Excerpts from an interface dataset

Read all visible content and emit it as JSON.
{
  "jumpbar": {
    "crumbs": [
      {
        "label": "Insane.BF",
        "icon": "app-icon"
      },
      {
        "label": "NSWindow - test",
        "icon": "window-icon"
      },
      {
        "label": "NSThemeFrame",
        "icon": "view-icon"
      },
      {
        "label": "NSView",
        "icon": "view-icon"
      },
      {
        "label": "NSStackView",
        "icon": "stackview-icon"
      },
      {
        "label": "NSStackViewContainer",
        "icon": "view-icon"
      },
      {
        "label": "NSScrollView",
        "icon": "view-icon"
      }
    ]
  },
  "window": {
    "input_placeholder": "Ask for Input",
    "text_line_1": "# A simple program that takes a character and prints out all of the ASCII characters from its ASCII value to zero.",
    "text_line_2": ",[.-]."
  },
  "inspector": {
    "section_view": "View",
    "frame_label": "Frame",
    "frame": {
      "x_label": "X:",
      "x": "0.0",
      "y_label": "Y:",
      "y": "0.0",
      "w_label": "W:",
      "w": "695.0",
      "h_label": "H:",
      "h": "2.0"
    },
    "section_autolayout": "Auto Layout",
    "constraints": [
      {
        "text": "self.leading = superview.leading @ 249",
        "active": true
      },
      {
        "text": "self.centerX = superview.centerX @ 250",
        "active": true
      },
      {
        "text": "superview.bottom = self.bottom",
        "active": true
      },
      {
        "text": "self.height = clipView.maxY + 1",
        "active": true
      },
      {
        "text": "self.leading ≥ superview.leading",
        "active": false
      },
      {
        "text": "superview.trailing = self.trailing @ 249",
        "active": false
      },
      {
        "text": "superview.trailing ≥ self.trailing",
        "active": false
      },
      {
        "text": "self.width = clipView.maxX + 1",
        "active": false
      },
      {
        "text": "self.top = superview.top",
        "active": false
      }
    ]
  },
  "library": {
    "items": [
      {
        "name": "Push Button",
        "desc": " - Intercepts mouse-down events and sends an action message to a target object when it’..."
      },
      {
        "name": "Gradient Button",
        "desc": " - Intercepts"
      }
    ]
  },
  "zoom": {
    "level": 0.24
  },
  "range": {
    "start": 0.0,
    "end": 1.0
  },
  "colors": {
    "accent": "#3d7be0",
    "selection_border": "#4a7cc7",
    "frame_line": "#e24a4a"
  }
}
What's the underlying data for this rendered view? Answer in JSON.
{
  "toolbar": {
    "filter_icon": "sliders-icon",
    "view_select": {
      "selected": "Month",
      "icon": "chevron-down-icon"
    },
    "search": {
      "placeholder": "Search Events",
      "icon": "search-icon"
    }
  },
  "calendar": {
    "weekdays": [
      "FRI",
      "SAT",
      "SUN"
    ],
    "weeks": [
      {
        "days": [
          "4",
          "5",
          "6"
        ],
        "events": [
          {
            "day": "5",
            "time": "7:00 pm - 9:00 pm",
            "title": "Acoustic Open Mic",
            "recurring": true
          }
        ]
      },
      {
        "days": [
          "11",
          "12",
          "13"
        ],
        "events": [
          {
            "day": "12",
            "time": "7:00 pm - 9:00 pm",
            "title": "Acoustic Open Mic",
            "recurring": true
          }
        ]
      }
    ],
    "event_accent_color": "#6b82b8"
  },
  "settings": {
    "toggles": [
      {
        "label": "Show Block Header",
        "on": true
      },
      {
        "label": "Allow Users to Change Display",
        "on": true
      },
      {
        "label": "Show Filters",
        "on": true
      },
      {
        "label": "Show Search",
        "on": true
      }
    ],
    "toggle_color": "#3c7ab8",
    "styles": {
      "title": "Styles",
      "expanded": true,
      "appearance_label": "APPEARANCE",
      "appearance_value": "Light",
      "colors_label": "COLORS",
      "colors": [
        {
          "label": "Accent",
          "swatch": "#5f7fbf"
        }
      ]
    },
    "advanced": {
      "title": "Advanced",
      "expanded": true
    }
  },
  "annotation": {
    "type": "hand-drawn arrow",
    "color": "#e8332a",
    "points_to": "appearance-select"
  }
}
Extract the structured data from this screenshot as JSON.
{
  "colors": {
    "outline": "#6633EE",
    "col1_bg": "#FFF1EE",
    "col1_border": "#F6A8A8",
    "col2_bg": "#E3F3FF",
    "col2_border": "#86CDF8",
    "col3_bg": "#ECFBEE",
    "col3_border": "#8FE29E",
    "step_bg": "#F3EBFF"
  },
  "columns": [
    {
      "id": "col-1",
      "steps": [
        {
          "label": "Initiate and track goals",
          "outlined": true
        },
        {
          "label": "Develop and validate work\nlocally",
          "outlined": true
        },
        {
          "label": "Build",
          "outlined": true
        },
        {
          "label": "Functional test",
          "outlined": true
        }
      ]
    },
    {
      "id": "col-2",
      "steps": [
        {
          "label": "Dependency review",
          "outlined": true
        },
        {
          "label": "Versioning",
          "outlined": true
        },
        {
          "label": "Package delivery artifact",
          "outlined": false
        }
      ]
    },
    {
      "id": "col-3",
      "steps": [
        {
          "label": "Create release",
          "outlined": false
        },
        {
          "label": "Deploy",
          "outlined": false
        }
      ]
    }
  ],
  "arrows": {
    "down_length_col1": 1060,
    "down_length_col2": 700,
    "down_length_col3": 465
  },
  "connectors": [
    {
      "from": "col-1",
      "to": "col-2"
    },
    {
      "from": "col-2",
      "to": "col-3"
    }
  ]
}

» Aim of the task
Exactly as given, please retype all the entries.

» Solution for this problem
Read all visible content and emit it as JSON.
{
  "jumpbar": {
    "crumbs": [
      {
        "label": "Insane.BF",
        "icon": "app-icon"
      },
      {
        "label": "NSWindow - test",
        "icon": "window-icon"
      },
      {
        "label": "NSThemeFrame",
        "icon": "view-icon"
      },
      {
        "label": "NSView",
        "icon": "view-icon"
      },
      {
        "label": "NSStackView",
        "icon": "stackview-icon"
      },
      {
        "label": "NSStackViewContainer",
        "icon": "view-icon"
      },
      {
        "label": "NSScrollView",
        "icon": "view-icon"
      }
    ]
  },
  "window": {
    "input_placeholder": "Ask for Input",
    "text_line_1": "# A simple program that takes a character and prints out all of the ASCII characters from its ASCII value to zero.",
    "text_line_2": ",[.-]."
  },
  "inspector": {
    "section_view": "View",
    "frame_label": "Frame",
    "frame": {
      "x_label": "X:",
      "x": "0.0",
      "y_label": "Y:",
      "y": "0.0",
      "w_label": "W:",
      "w": "695.0",
      "h_label": "H:",
      "h": "2.0"
    },
    "section_autolayout": "Auto Layout",
    "constraints": [
      {
        "text": "self.leading = superview.leading @ 249",
        "active": true
      },
      {
        "text": "self.centerX = superview.centerX @ 250",
        "active": true
      },
      {
        "text": "superview.bottom = self.bottom",
        "active": true
      },
      {
        "text": "self.height = clipView.maxY + 1",
        "active": true
      },
      {
        "text": "self.leading ≥ superview.leading",
        "active": false
      },
      {
        "text": "superview.trailing = self.trailing @ 249",
        "active": false
      },
      {
        "text": "superview.trailing ≥ self.trailing",
        "active": false
      },
      {
        "text": "self.width = clipView.maxX + 1",
        "active": false
      },
      {
        "text": "self.top = superview.top",
        "active": false
      }
    ]
  },
  "library": {
    "items": [
      {
        "name": "Push Button",
        "desc": " - Intercepts mouse-down events and sends an action message to a target object when it’..."
      },
      {
        "name": "Gradient Button",
        "desc": " - Intercepts"
      }
    ]
  },
  "zoom": {
    "level": 0.24
  },
  "range": {
    "start": 0.0,
    "end": 1.0
  },
  "colors": {
    "accent": "#3d7be0",
    "selection_border": "#4a7cc7",
    "frame_line": "#e24a4a"
  }
}
What's the underlying data for this rendered view? Answer in JSON.
{
  "toolbar": {
    "filter_icon": "sliders-icon",
    "view_select": {
      "selected": "Month",
      "icon": "chevron-down-icon"
    },
    "search": {
      "placeholder": "Search Events",
      "icon": "search-icon"
    }
  },
  "calendar": {
    "weekdays": [
      "FRI",
      "SAT",
      "SUN"
    ],
    "weeks": [
      {
        "days": [
          "4",
          "5",
          "6"
        ],
        "events": [
          {
            "day": "5",
            "time": "7:00 pm - 9:00 pm",
            "title": "Acoustic Open Mic",
            "recurring": true
          }
        ]
      },
      {
        "days": [
          "11",
          "12",
          "13"
        ],
        "events": [
          {
            "day": "12",
            "time": "7:00 pm - 9:00 pm",
            "title": "Acoustic Open Mic",
            "recurring": true
          }
        ]
      }
    ],
    "event_accent_color": "#6b82b8"
  },
  "settings": {
    "toggles": [
      {
        "label": "Show Block Header",
        "on": true
      },
      {
        "label": "Allow Users to Change Display",
        "on": true
      },
      {
        "label": "Show Filters",
        "on": true
      },
      {
        "label": "Show Search",
        "on": true
      }
    ],
    "toggle_color": "#3c7ab8",
    "styles": {
      "title": "Styles",
      "expanded": true,
      "appearance_label": "APPEARANCE",
      "appearance_value": "Light",
      "colors_label": "COLORS",
      "colors": [
        {
          "label": "Accent",
          "swatch": "#5f7fbf"
        }
      ]
    },
    "advanced": {
      "title": "Advanced",
      "expanded": true
    }
  },
  "annotation": {
    "type": "hand-drawn arrow",
    "color": "#e8332a",
    "points_to": "appearance-select"
  }
}
Extract the structured data from this screenshot as JSON.
{
  "colors": {
    "outline": "#6633EE",
    "col1_bg": "#FFF1EE",
    "col1_border": "#F6A8A8",
    "col2_bg": "#E3F3FF",
    "col2_border": "#86CDF8",
    "col3_bg": "#ECFBEE",
    "col3_border": "#8FE29E",
    "step_bg": "#F3EBFF"
  },
  "columns": [
    {
      "id": "col-1",
      "steps": [
        {
          "label": "Initiate and track goals",
          "outlined": true
        },
        {
          "label": "Develop and validate work\nlocally",
          "outlined": true
        },
        {
          "label": "Build",
          "outlined": true
        },
        {
          "label": "Functional test",
          "outlined": true
        }
      ]
    },
    {
      "id": "col-2",
      "steps": [
        {
          "label": "Dependency review",
          "outlined": true
        },
        {
          "label": "Versioning",
          "outlined": true
        },
        {
          "label": "Package delivery artifact",
          "outlined": false
        }
      ]
    },
    {
      "id": "col-3",
      "steps": [
        {
          "label": "Create release",
          "outlined": false
        },
        {
          "label": "Deploy",
          "outlined": false
        }
      ]
    }
  ],
  "arrows": {
    "down_length_col1": 1060,
    "down_length_col2": 700,
    "down_length_col3": 465
  },
  "connectors": [
    {
      "from": "col-1",
      "to": "col-2"
    },
    {
      "from": "col-2",
      "to": "col-3"
    }
  ]
}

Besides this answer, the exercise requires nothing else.